One item on the list was implementing an “idle user logout” process.  This process would detect when a View session had gone idle, and would disconnect the session automatically (preferably after prompting the user).  This disconnected session then would be logged out by View Manager after a fixed amount of time.

This proved rather more difficult than I had predicted.  I tried several solutions before arriving at one that worked.  Among the failed solutions:

  • Using Group Policy to configure Remote Desktop Session Manager idle session limits.  The View configuration documents imply that this should work, but it does not.  I expect that the policies would be effective if you were connecting to your View desktops using RDP, but PCoIP sessions just will not disconnect automatically (at least, they would not for me).
  • Using the Windows Task Scheduler to configure a disconnect script that will trigger on idle.  This did not work for two reasons.  First, the Task Scheduler only evaluates for idle conditions every 15 minutes.  Second, for the Task Scheduler, “idle” means not only that the user is not directing mouse and keyboard to the computer, but that the CPU also is not doing anything.  As a result, we could not get consistent auto-logout times.

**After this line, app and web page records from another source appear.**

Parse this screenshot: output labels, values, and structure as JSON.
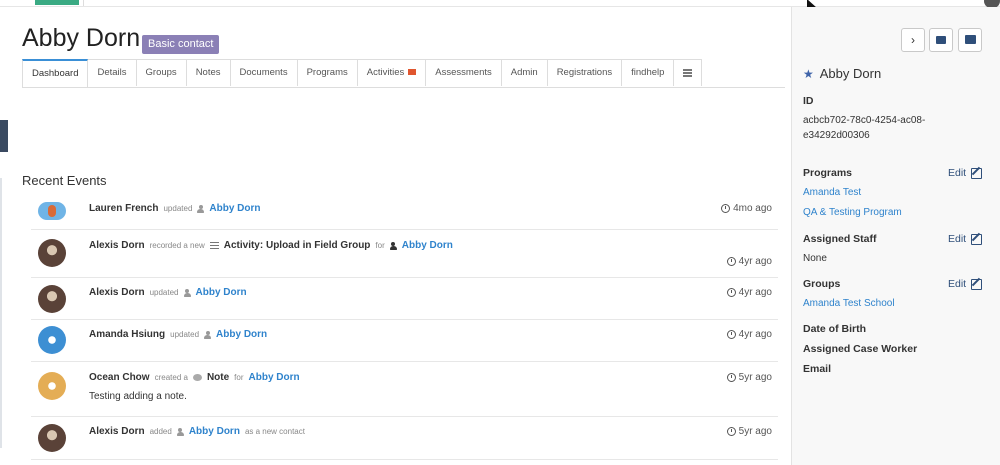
{
  "page": {
    "contact_name": "Abby Dorn",
    "badge": "Basic contact",
    "tabs": [
      "Dashboard",
      "Details",
      "Groups",
      "Notes",
      "Documents",
      "Programs",
      "Activities",
      "Assessments",
      "Admin",
      "Registrations",
      "findhelp"
    ],
    "active_tab": "Dashboard",
    "recent_events_title": "Recent Events"
  },
  "events": [
    {
      "actor": "Lauren French",
      "action": "updated",
      "target": "Abby Dorn",
      "time": "4mo ago",
      "avatar": "lauren-avatar"
    },
    {
      "actor": "Alexis Dorn",
      "action": "recorded a new",
      "item": "Activity: Upload in Field Group",
      "for": "for",
      "target": "Abby Dorn",
      "time": "4yr ago",
      "avatar": "alexis-avatar"
    },
    {
      "actor": "Alexis Dorn",
      "action": "updated",
      "target": "Abby Dorn",
      "time": "4yr ago",
      "avatar": "alexis-avatar"
    },
    {
      "actor": "Amanda Hsiung",
      "action": "updated",
      "target": "Abby Dorn",
      "time": "4yr ago",
      "avatar": "amanda-avatar"
    },
    {
      "actor": "Ocean Chow",
      "action": "created a",
      "item": "Note",
      "for": "for",
      "target": "Abby Dorn",
      "note": "Testing adding a note.",
      "time": "5yr ago",
      "avatar": "ocean-avatar"
    },
    {
      "actor": "Alexis Dorn",
      "action": "added",
      "target": "Abby Dorn",
      "suffix": "as a new contact",
      "time": "5yr ago",
      "avatar": "alexis-avatar"
    }
  ],
  "sidebar": {
    "name": "Abby Dorn",
    "id_label": "ID",
    "id_value_1": "acbcb702-78c0-4254-ac08-",
    "id_value_2": "e34292d00306",
    "programs_label": "Programs",
    "programs": [
      "Amanda Test",
      "QA & Testing Program"
    ],
    "staff_label": "Assigned Staff",
    "staff_value": "None",
    "groups_label": "Groups",
    "groups": [
      "Amanda Test School"
    ],
    "dob_label": "Date of Birth",
    "case_worker_label": "Assigned Case Worker",
    "email_label": "Email",
    "edit_label": "Edit"
  }
}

The solution that we settled on involved the use of a custom screensaver developed by the “Grim Admin”.  “ScreenSaver Operations”:

This is a great little utility that accomplishes what the “WinExit” screensaver used to for Win XP.  (WinExit cannot easily be used on Win7, and is a bit hostile to 64-bit Windows).  Screensaver Operations has a well-written README describing the use of registry entries to control the screensaver globally (i.e. for all users on the computer).  I set these registry operations as Group Policy Preferences, and we are in business.

Two slight complications… since the screensaver is 32-bit, you need to use the “sysnative” filesystem redirector if your want the screensaver to trigger 64-bit executables.  In our case, I wanted the screensaver to launch “tsdiscon.exe” (to disconnect the View session), so I had to use the path:
Additionally, you will need to specify the full path to the screensaver in the Group Policy dialogs (i.e. %SystemRoot%SysWOW64Screensaver Operations.scr).  If you fail to do so, the screensaver will appear to be configured in the Control Panel, and you will be able to preview it by clicking the “preview” button, but the screensaver WILL NEVER START.

Ashamedly I will admit that this little challenge too much longer to accomplish than it should have.  No wonder lab managers burn out so easily.